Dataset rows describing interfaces
↓

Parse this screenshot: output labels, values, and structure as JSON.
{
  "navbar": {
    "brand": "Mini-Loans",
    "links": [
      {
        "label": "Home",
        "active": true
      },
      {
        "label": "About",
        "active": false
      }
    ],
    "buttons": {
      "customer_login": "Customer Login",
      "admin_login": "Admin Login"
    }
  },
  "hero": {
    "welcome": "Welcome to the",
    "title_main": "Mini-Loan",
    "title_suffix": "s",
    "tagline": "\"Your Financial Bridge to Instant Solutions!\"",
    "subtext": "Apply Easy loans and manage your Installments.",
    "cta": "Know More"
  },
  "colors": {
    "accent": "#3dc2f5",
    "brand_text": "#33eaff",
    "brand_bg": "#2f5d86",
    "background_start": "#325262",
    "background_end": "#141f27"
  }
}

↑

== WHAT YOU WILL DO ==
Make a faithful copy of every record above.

== RESPONSE TO THE EXERCISE ==
Parse this screenshot: output labels, values, and structure as JSON.
{
  "navbar": {
    "brand": "Mini-Loans",
    "links": [
      {
        "label": "Home",
        "active": true
      },
      {
        "label": "About",
        "active": false
      }
    ],
    "buttons": {
      "customer_login": "Customer Login",
      "admin_login": "Admin Login"
    }
  },
  "hero": {
    "welcome": "Welcome to the",
    "title_main": "Mini-Loan",
    "title_suffix": "s",
    "tagline": "\"Your Financial Bridge to Instant Solutions!\"",
    "subtext": "Apply Easy loans and manage your Installments.",
    "cta": "Know More"
  },
  "colors": {
    "accent": "#3dc2f5",
    "brand_text": "#33eaff",
    "brand_bg": "#2f5d86",
    "background_start": "#325262",
    "background_end": "#141f27"
  }
}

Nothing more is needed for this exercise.